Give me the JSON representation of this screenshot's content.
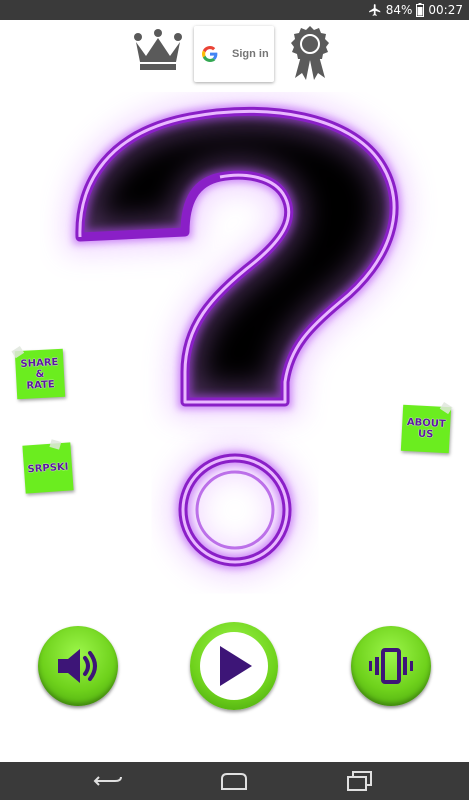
{
  "status_bar": {
    "battery": "84%",
    "time": "00:27",
    "icons": [
      "airplane-mode-icon",
      "battery-icon"
    ]
  },
  "top_bar": {
    "leaderboard_icon": "crown-icon",
    "signin_label": "Sign in",
    "achievements_icon": "award-ribbon-icon"
  },
  "main": {
    "hero_icon": "neon-question-mark",
    "accent_color": "#b04cf0"
  },
  "notes": {
    "share_rate": "SHARE\n&\nRATE",
    "srpski": "SRPSKI",
    "about_us": "ABOUT\nUS",
    "note_color": "#6bed1f",
    "text_color": "#5a1a9e"
  },
  "controls": {
    "sound_icon": "speaker-icon",
    "play_icon": "play-icon",
    "vibrate_icon": "vibrate-icon",
    "button_color": "#6fd21c"
  },
  "nav_bar": {
    "items": [
      "back-icon",
      "home-icon",
      "recents-icon"
    ]
  }
}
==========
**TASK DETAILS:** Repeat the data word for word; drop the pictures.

**REPLY TO THE EXERCISE:**
Give me the JSON representation of this screenshot's content.
{
  "status_bar": {
    "battery": "84%",
    "time": "00:27",
    "icons": [
      "airplane-mode-icon",
      "battery-icon"
    ]
  },
  "top_bar": {
    "leaderboard_icon": "crown-icon",
    "signin_label": "Sign in",
    "achievements_icon": "award-ribbon-icon"
  },
  "main": {
    "hero_icon": "neon-question-mark",
    "accent_color": "#b04cf0"
  },
  "notes": {
    "share_rate": "SHARE\n&\nRATE",
    "srpski": "SRPSKI",
    "about_us": "ABOUT\nUS",
    "note_color": "#6bed1f",
    "text_color": "#5a1a9e"
  },
  "controls": {
    "sound_icon": "speaker-icon",
    "play_icon": "play-icon",
    "vibrate_icon": "vibrate-icon",
    "button_color": "#6fd21c"
  },
  "nav_bar": {
    "items": [
      "back-icon",
      "home-icon",
      "recents-icon"
    ]
  }
}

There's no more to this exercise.